No. Users have the option of setting up a local copy of what they have stored in OneDrive or DropBox, which automatically synchronizes with the cloud service. Whenever a file is added, changed, or deleted in the local copy the same change is made to the cloud copy. When the two are not connected, they synchronize the next time they do connect.
This replication capability also represents perhaps the easiest way to migrate data from local storage to the cloud. Simply configure the replicant folder on the local device and move all of the desired files into it. The cloud service then automatically replicates all of the files stored in that folder to the cloud, making them instantly available to all of the user's other devices with proper authentication.
Cloud providers are rapidly introducing new tools that enhance the collaborative capabilities of these platforms. DropBox, for example, recently introduced DropBox Paper, a shared collaborative workspace that make it easy for teams to collect assets, design and ideate documents, with creative tools to make them look great and keep them accessible to all users.
Microsoft also has a new entry, Microsoft Teams, a chat-based collaborative environment in which users access applications and documents on-the-fly. Teams is now a component of Office 365, making it instantly available to those users.
Anend to application oppression
Perhaps the most powerful impact of public cloud has been the ability to obtain software as a service (SaaS). The care required for hardware maintenance pales in comparison to the burden placed upon any company that manages its own software applications.

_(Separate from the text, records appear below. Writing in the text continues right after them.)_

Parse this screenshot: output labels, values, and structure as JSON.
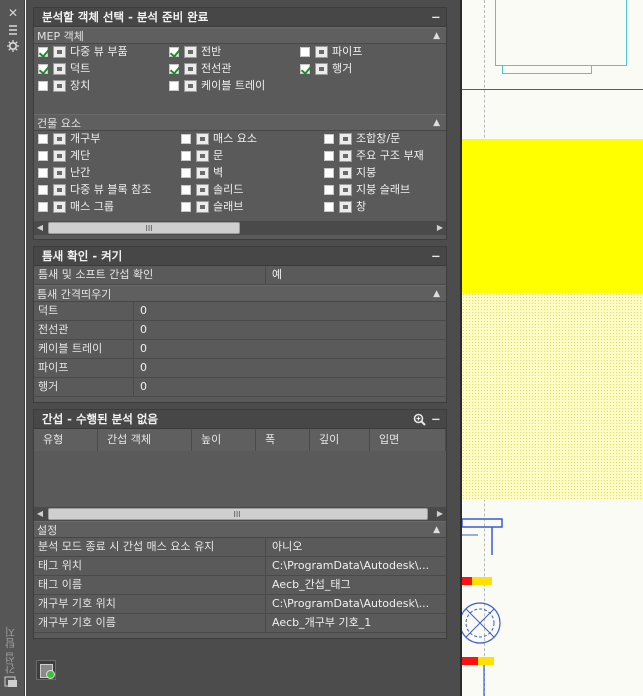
{
  "strip": {
    "close_glyph": "✕",
    "vertical_title": "간섭 탐지"
  },
  "panel_selection": {
    "title": "분석할 객체 선택 - 분석 준비 완료",
    "mep_header": "MEP 객체",
    "mep_items": [
      {
        "label": "다중 뷰 부품",
        "checked": true,
        "icon": "multi-view-part-icon"
      },
      {
        "label": "전반",
        "checked": true,
        "icon": "panel-board-icon"
      },
      {
        "label": "파이프",
        "checked": false,
        "icon": "pipe-icon"
      },
      {
        "label": "덕트",
        "checked": true,
        "icon": "duct-icon"
      },
      {
        "label": "전선관",
        "checked": true,
        "icon": "conduit-icon"
      },
      {
        "label": "행거",
        "checked": true,
        "icon": "hanger-icon"
      },
      {
        "label": "장치",
        "checked": false,
        "icon": "device-icon"
      },
      {
        "label": "케이블 트레이",
        "checked": false,
        "icon": "cable-tray-icon"
      }
    ],
    "building_header": "건물 요소",
    "building_items": [
      {
        "label": "개구부",
        "checked": false,
        "icon": "opening-icon"
      },
      {
        "label": "매스 요소",
        "checked": false,
        "icon": "mass-element-icon"
      },
      {
        "label": "조합창/문",
        "checked": false,
        "icon": "door-window-assembly-icon"
      },
      {
        "label": "계단",
        "checked": false,
        "icon": "stair-icon"
      },
      {
        "label": "문",
        "checked": false,
        "icon": "door-icon"
      },
      {
        "label": "주요 구조 부재",
        "checked": false,
        "icon": "structural-member-icon"
      },
      {
        "label": "난간",
        "checked": false,
        "icon": "railing-icon"
      },
      {
        "label": "벽",
        "checked": false,
        "icon": "wall-icon"
      },
      {
        "label": "지붕",
        "checked": false,
        "icon": "roof-icon"
      },
      {
        "label": "다중 뷰 블록 참조",
        "checked": false,
        "icon": "multi-view-block-icon"
      },
      {
        "label": "솔리드",
        "checked": false,
        "icon": "solid-icon"
      },
      {
        "label": "지붕 슬래브",
        "checked": false,
        "icon": "roof-slab-icon"
      },
      {
        "label": "매스 그룹",
        "checked": false,
        "icon": "mass-group-icon"
      },
      {
        "label": "슬래브",
        "checked": false,
        "icon": "slab-icon"
      },
      {
        "label": "창",
        "checked": false,
        "icon": "window-icon"
      }
    ],
    "scroll_grip": "III"
  },
  "panel_tolerance": {
    "title": "틈새 확인 - 켜기",
    "row_key": "틈새 및 소프트 간섭 확인",
    "row_value": "예",
    "spacing_header": "틈새 간격띄우기",
    "rows": [
      {
        "key": "덕트",
        "value": "0"
      },
      {
        "key": "전선관",
        "value": "0"
      },
      {
        "key": "케이블 트레이",
        "value": "0"
      },
      {
        "key": "파이프",
        "value": "0"
      },
      {
        "key": "행거",
        "value": "0"
      }
    ]
  },
  "panel_results": {
    "title": "간섭 - 수행된 분석 없음",
    "columns": [
      "유형",
      "간섭 객체",
      "높이",
      "폭",
      "깊이",
      "입면"
    ],
    "scroll_grip": "III",
    "settings_header": "설정",
    "settings": [
      {
        "key": "분석 모드 종료 시 간섭 매스 요소 유지",
        "value": "아니오"
      },
      {
        "key": "태그 위치",
        "value": "C:\\ProgramData\\Autodesk\\..."
      },
      {
        "key": "태그 이름",
        "value": "Aecb_간섭_태그"
      },
      {
        "key": "개구부 기호 위치",
        "value": "C:\\ProgramData\\Autodesk\\..."
      },
      {
        "key": "개구부 기호 이름",
        "value": "Aecb_개구부 기호_1"
      }
    ]
  },
  "colors": {
    "palette_bg": "#4c4c4c",
    "panel_bg": "#5a5a5a",
    "checkmark": "#1d8a2a",
    "cad_yellow": "#ffff00",
    "cad_cyan": "#4ac8d8",
    "cad_purple": "#8a3a9a"
  }
}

Updates and security patches for a widely installed software portfolio - especially across a globally distributed organization -- can be a nightmare.
SaaS puts an end to all of this. Users simply connect to use hosted applications. In some cases, they may run a locally loaded app to gain access to cloud-resident data. When that app needs updating, it is handled automatically in a manner completely transparent to the user. This allows IT personnel to remain focused on the company's core mission, rather than maintaining tools.
Another value of SaaS is that it is accessible by a much broader community of companies. Applications that once required massive platform investments now require only a client device and a subscription.
SaaS tools also scale along with their subscribers, with no need for new hardware or software even as needs evolve. Many SaaS platforms offer an a la carte selection of modules to support growing businesses.
SaaS customers also enjoy access to wider knowledge bases with which they can compare their own performance. The most common example is in the realm of data and network security, where SaaS providers access global security knowledge bases to improve their ability to identify threats. Many of their customers could never afford such access by themselves.
Disconnected but not cut off
As the popularity of SaaS has grown, software developers have carefully engaged the concern around what happens when a SaaS user cannot reach the Internet. Many have adapted to provide an offline alternative that replicates any work done during the offline session and updates it as soon as the user reconnects.
Where does this leave IT pros?
IT professionals have been concerned about the cloud's impact on their jobs and companies for over a decade. Those who were concerned that they would lose product business were proven right. Customers purchase far fewer servers and storage devices today. But the reduction in bottom line profit has been far less severe.
More progressive IT implementers have realized that, where they used to combine hardware and software products, they now combine hardware, software, and services. The professional who understands how to combine cloud services and make their security and operational protocols behave well together is of vital importance to customers, and will remain so.
The best survive-and-thrive strategy for IT implementers is to innovate and integrate constantly. Learn more about cloud-based collaboration can lead to innovative results by watching our G&J Pepsi-Cola Bottlers video. https://www.zdnet.com/article/cloud-strategies-mobility-collaboration-at-g-j-pepsi-cola-bottlers/